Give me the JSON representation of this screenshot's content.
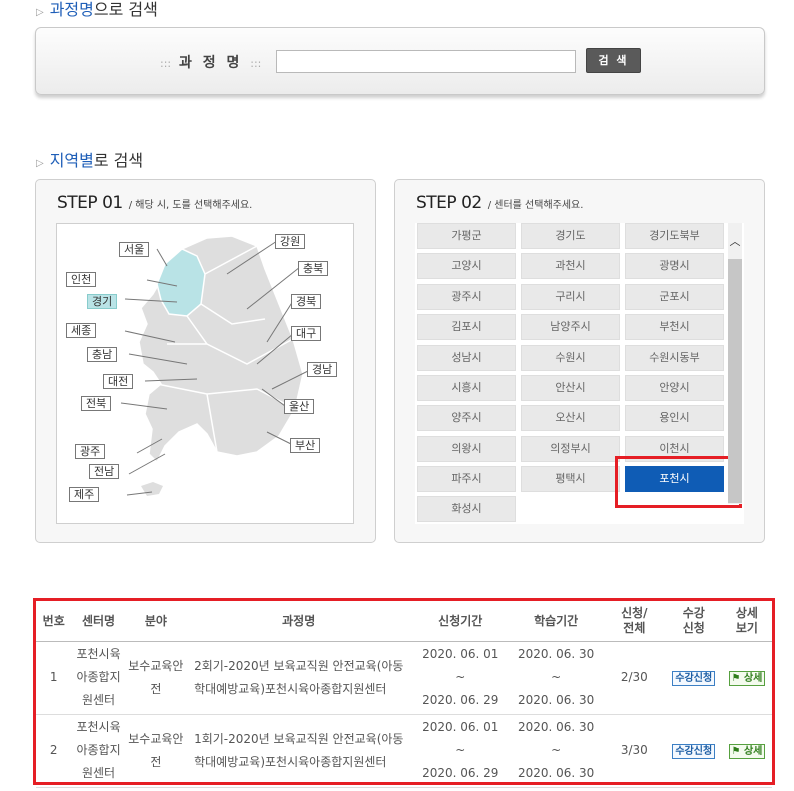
{
  "course_search": {
    "title_highlight": "과정명",
    "title_rest": "으로 검색",
    "label": "과 정 명",
    "label_dots_left": ":::",
    "label_dots_right": ":::",
    "input_value": "",
    "button_label": "검 색"
  },
  "region_search": {
    "title_highlight": "지역별",
    "title_rest": "로 검색"
  },
  "step1": {
    "heading": "STEP 01",
    "subtext": "/  해당 시, 도를 선택해주세요.",
    "regions": [
      "서울",
      "강원",
      "인천",
      "충북",
      "경기",
      "경북",
      "세종",
      "대구",
      "충남",
      "경남",
      "대전",
      "전북",
      "울산",
      "부산",
      "광주",
      "전남",
      "제주"
    ],
    "selected": "경기"
  },
  "step2": {
    "heading": "STEP 02",
    "subtext": "/  센터를 선택해주세요.",
    "cities": [
      "가평군",
      "경기도",
      "경기도북부",
      "고양시",
      "과천시",
      "광명시",
      "광주시",
      "구리시",
      "군포시",
      "김포시",
      "남양주시",
      "부천시",
      "성남시",
      "수원시",
      "수원시동부",
      "시흥시",
      "안산시",
      "안양시",
      "양주시",
      "오산시",
      "용인시",
      "의왕시",
      "의정부시",
      "이천시",
      "파주시",
      "평택시",
      "포천시",
      "화성시"
    ],
    "selected": "포천시"
  },
  "table": {
    "headers": [
      "번호",
      "센터명",
      "분야",
      "과정명",
      "신청기간",
      "학습기간",
      "신청/\n전체",
      "수강\n신청",
      "상세\n보기"
    ],
    "rows": [
      {
        "no": "1",
        "center": "포천시육아종합지원센터",
        "field": "보수교육안전",
        "course": "2회기-2020년 보육교직원 안전교육(아동학대예방교육)포천시육아종합지원센터",
        "apply_start": "2020. 06. 01",
        "apply_end": "2020. 06. 29",
        "study_start": "2020. 06. 30",
        "study_end": "2020. 06. 30",
        "tilde": "~",
        "count": "2/30",
        "apply_btn": "수강신청",
        "detail_btn": "상세"
      },
      {
        "no": "2",
        "center": "포천시육아종합지원센터",
        "field": "보수교육안전",
        "course": "1회기-2020년 보육교직원 안전교육(아동학대예방교육)포천시육아종합지원센터",
        "apply_start": "2020. 06. 01",
        "apply_end": "2020. 06. 29",
        "study_start": "2020. 06. 30",
        "study_end": "2020. 06. 30",
        "tilde": "~",
        "count": "3/30",
        "apply_btn": "수강신청",
        "detail_btn": "상세"
      }
    ]
  },
  "colors": {
    "accent_blue": "#1f5fb8",
    "selected_city": "#0f5cb5",
    "highlight_red": "#e51e25",
    "selected_region": "#b9e3e6"
  }
}
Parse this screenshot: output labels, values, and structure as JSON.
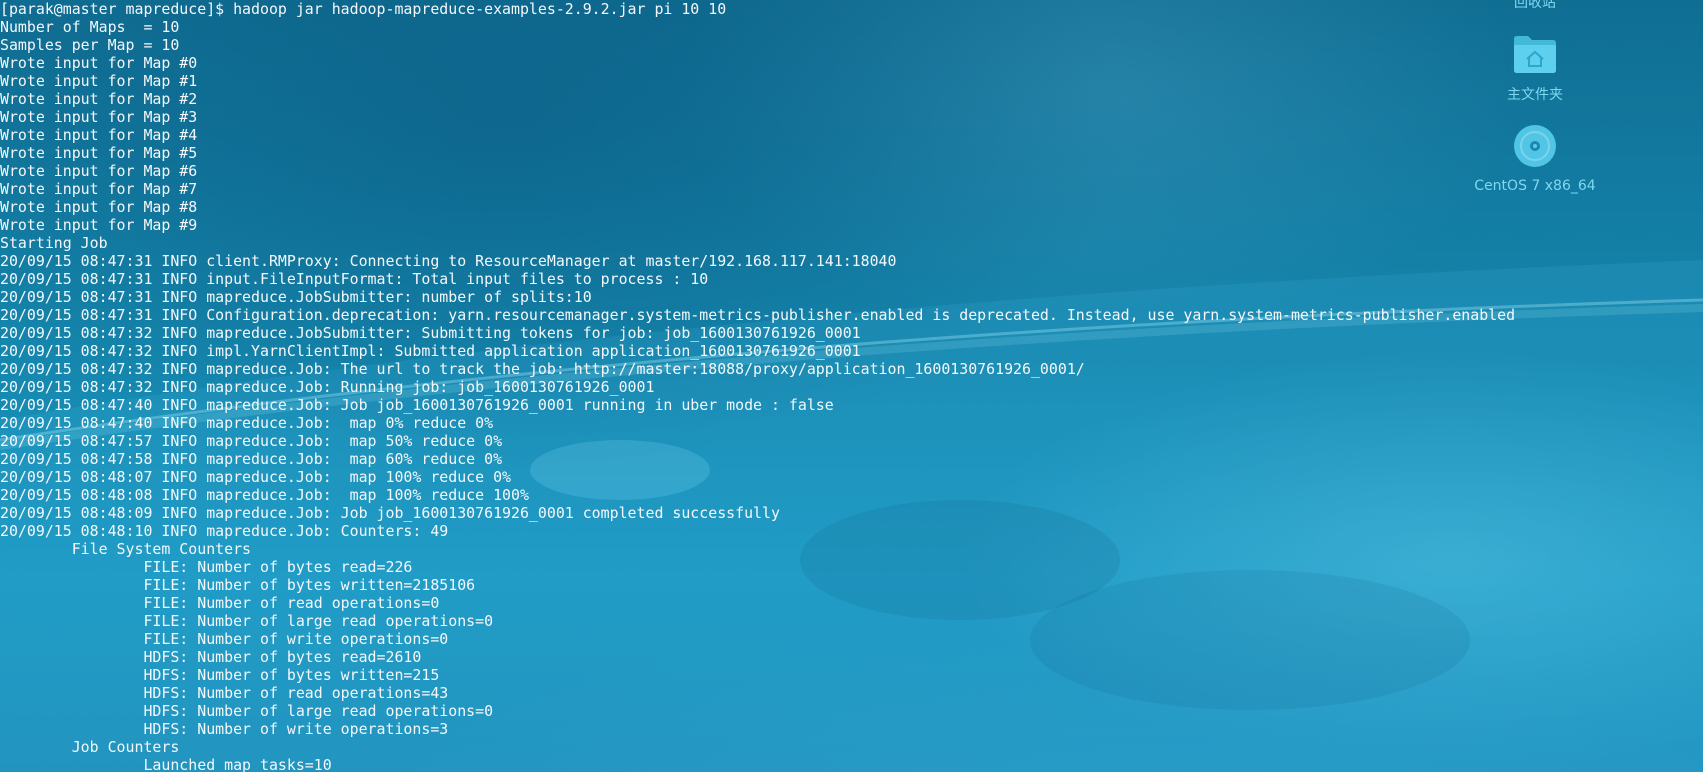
{
  "terminal": {
    "lines": [
      "[parak@master mapreduce]$ hadoop jar hadoop-mapreduce-examples-2.9.2.jar pi 10 10",
      "Number of Maps  = 10",
      "Samples per Map = 10",
      "Wrote input for Map #0",
      "Wrote input for Map #1",
      "Wrote input for Map #2",
      "Wrote input for Map #3",
      "Wrote input for Map #4",
      "Wrote input for Map #5",
      "Wrote input for Map #6",
      "Wrote input for Map #7",
      "Wrote input for Map #8",
      "Wrote input for Map #9",
      "Starting Job",
      "20/09/15 08:47:31 INFO client.RMProxy: Connecting to ResourceManager at master/192.168.117.141:18040",
      "20/09/15 08:47:31 INFO input.FileInputFormat: Total input files to process : 10",
      "20/09/15 08:47:31 INFO mapreduce.JobSubmitter: number of splits:10",
      "20/09/15 08:47:31 INFO Configuration.deprecation: yarn.resourcemanager.system-metrics-publisher.enabled is deprecated. Instead, use yarn.system-metrics-publisher.enabled",
      "20/09/15 08:47:32 INFO mapreduce.JobSubmitter: Submitting tokens for job: job_1600130761926_0001",
      "20/09/15 08:47:32 INFO impl.YarnClientImpl: Submitted application application_1600130761926_0001",
      "20/09/15 08:47:32 INFO mapreduce.Job: The url to track the job: http://master:18088/proxy/application_1600130761926_0001/",
      "20/09/15 08:47:32 INFO mapreduce.Job: Running job: job_1600130761926_0001",
      "20/09/15 08:47:40 INFO mapreduce.Job: Job job_1600130761926_0001 running in uber mode : false",
      "20/09/15 08:47:40 INFO mapreduce.Job:  map 0% reduce 0%",
      "20/09/15 08:47:57 INFO mapreduce.Job:  map 50% reduce 0%",
      "20/09/15 08:47:58 INFO mapreduce.Job:  map 60% reduce 0%",
      "20/09/15 08:48:07 INFO mapreduce.Job:  map 100% reduce 0%",
      "20/09/15 08:48:08 INFO mapreduce.Job:  map 100% reduce 100%",
      "20/09/15 08:48:09 INFO mapreduce.Job: Job job_1600130761926_0001 completed successfully",
      "20/09/15 08:48:10 INFO mapreduce.Job: Counters: 49",
      "\tFile System Counters",
      "\t\tFILE: Number of bytes read=226",
      "\t\tFILE: Number of bytes written=2185106",
      "\t\tFILE: Number of read operations=0",
      "\t\tFILE: Number of large read operations=0",
      "\t\tFILE: Number of write operations=0",
      "\t\tHDFS: Number of bytes read=2610",
      "\t\tHDFS: Number of bytes written=215",
      "\t\tHDFS: Number of read operations=43",
      "\t\tHDFS: Number of large read operations=0",
      "\t\tHDFS: Number of write operations=3",
      "\tJob Counters",
      "\t\tLaunched map tasks=10"
    ]
  },
  "desktop": {
    "trash_label": "回收站",
    "home_folder_label": "主文件夹",
    "cd_label": "CentOS 7 x86_64"
  },
  "icons": {
    "trash": "trash-icon",
    "home": "home-folder-icon",
    "cd": "optical-disc-icon"
  }
}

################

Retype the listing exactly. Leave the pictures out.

Give me the JSON representation of this screenshot's content.
{
  "course_search": {
    "title_highlight": "과정명",
    "title_rest": "으로 검색",
    "label": "과 정 명",
    "label_dots_left": ":::",
    "label_dots_right": ":::",
    "input_value": "",
    "button_label": "검 색"
  },
  "region_search": {
    "title_highlight": "지역별",
    "title_rest": "로 검색"
  },
  "step1": {
    "heading": "STEP 01",
    "subtext": "/  해당 시, 도를 선택해주세요.",
    "regions": [
      "서울",
      "강원",
      "인천",
      "충북",
      "경기",
      "경북",
      "세종",
      "대구",
      "충남",
      "경남",
      "대전",
      "전북",
      "울산",
      "부산",
      "광주",
      "전남",
      "제주"
    ],
    "selected": "경기"
  },
  "step2": {
    "heading": "STEP 02",
    "subtext": "/  센터를 선택해주세요.",
    "cities": [
      "가평군",
      "경기도",
      "경기도북부",
      "고양시",
      "과천시",
      "광명시",
      "광주시",
      "구리시",
      "군포시",
      "김포시",
      "남양주시",
      "부천시",
      "성남시",
      "수원시",
      "수원시동부",
      "시흥시",
      "안산시",
      "안양시",
      "양주시",
      "오산시",
      "용인시",
      "의왕시",
      "의정부시",
      "이천시",
      "파주시",
      "평택시",
      "포천시",
      "화성시"
    ],
    "selected": "포천시"
  },
  "table": {
    "headers": [
      "번호",
      "센터명",
      "분야",
      "과정명",
      "신청기간",
      "학습기간",
      "신청/\n전체",
      "수강\n신청",
      "상세\n보기"
    ],
    "rows": [
      {
        "no": "1",
        "center": "포천시육아종합지원센터",
        "field": "보수교육안전",
        "course": "2회기-2020년 보육교직원 안전교육(아동학대예방교육)포천시육아종합지원센터",
        "apply_start": "2020. 06. 01",
        "apply_end": "2020. 06. 29",
        "study_start": "2020. 06. 30",
        "study_end": "2020. 06. 30",
        "tilde": "~",
        "count": "2/30",
        "apply_btn": "수강신청",
        "detail_btn": "상세"
      },
      {
        "no": "2",
        "center": "포천시육아종합지원센터",
        "field": "보수교육안전",
        "course": "1회기-2020년 보육교직원 안전교육(아동학대예방교육)포천시육아종합지원센터",
        "apply_start": "2020. 06. 01",
        "apply_end": "2020. 06. 29",
        "study_start": "2020. 06. 30",
        "study_end": "2020. 06. 30",
        "tilde": "~",
        "count": "3/30",
        "apply_btn": "수강신청",
        "detail_btn": "상세"
      }
    ]
  },
  "colors": {
    "accent_blue": "#1f5fb8",
    "selected_city": "#0f5cb5",
    "highlight_red": "#e51e25",
    "selected_region": "#b9e3e6"
  }
}
Parse this screenshot: output labels, values, and structure as JSON.
{
  "terminal": {
    "lines": [
      "[parak@master mapreduce]$ hadoop jar hadoop-mapreduce-examples-2.9.2.jar pi 10 10",
      "Number of Maps  = 10",
      "Samples per Map = 10",
      "Wrote input for Map #0",
      "Wrote input for Map #1",
      "Wrote input for Map #2",
      "Wrote input for Map #3",
      "Wrote input for Map #4",
      "Wrote input for Map #5",
      "Wrote input for Map #6",
      "Wrote input for Map #7",
      "Wrote input for Map #8",
      "Wrote input for Map #9",
      "Starting Job",
      "20/09/15 08:47:31 INFO client.RMProxy: Connecting to ResourceManager at master/192.168.117.141:18040",
      "20/09/15 08:47:31 INFO input.FileInputFormat: Total input files to process : 10",
      "20/09/15 08:47:31 INFO mapreduce.JobSubmitter: number of splits:10",
      "20/09/15 08:47:31 INFO Configuration.deprecation: yarn.resourcemanager.system-metrics-publisher.enabled is deprecated. Instead, use yarn.system-metrics-publisher.enabled",
      "20/09/15 08:47:32 INFO mapreduce.JobSubmitter: Submitting tokens for job: job_1600130761926_0001",
      "20/09/15 08:47:32 INFO impl.YarnClientImpl: Submitted application application_1600130761926_0001",
      "20/09/15 08:47:32 INFO mapreduce.Job: The url to track the job: http://master:18088/proxy/application_1600130761926_0001/",
      "20/09/15 08:47:32 INFO mapreduce.Job: Running job: job_1600130761926_0001",
      "20/09/15 08:47:40 INFO mapreduce.Job: Job job_1600130761926_0001 running in uber mode : false",
      "20/09/15 08:47:40 INFO mapreduce.Job:  map 0% reduce 0%",
      "20/09/15 08:47:57 INFO mapreduce.Job:  map 50% reduce 0%",
      "20/09/15 08:47:58 INFO mapreduce.Job:  map 60% reduce 0%",
      "20/09/15 08:48:07 INFO mapreduce.Job:  map 100% reduce 0%",
      "20/09/15 08:48:08 INFO mapreduce.Job:  map 100% reduce 100%",
      "20/09/15 08:48:09 INFO mapreduce.Job: Job job_1600130761926_0001 completed successfully",
      "20/09/15 08:48:10 INFO mapreduce.Job: Counters: 49",
      "\tFile System Counters",
      "\t\tFILE: Number of bytes read=226",
      "\t\tFILE: Number of bytes written=2185106",
      "\t\tFILE: Number of read operations=0",
      "\t\tFILE: Number of large read operations=0",
      "\t\tFILE: Number of write operations=0",
      "\t\tHDFS: Number of bytes read=2610",
      "\t\tHDFS: Number of bytes written=215",
      "\t\tHDFS: Number of read operations=43",
      "\t\tHDFS: Number of large read operations=0",
      "\t\tHDFS: Number of write operations=3",
      "\tJob Counters",
      "\t\tLaunched map tasks=10"
    ]
  },
  "desktop": {
    "trash_label": "回收站",
    "home_folder_label": "主文件夹",
    "cd_label": "CentOS 7 x86_64"
  },
  "icons": {
    "trash": "trash-icon",
    "home": "home-folder-icon",
    "cd": "optical-disc-icon"
  }
}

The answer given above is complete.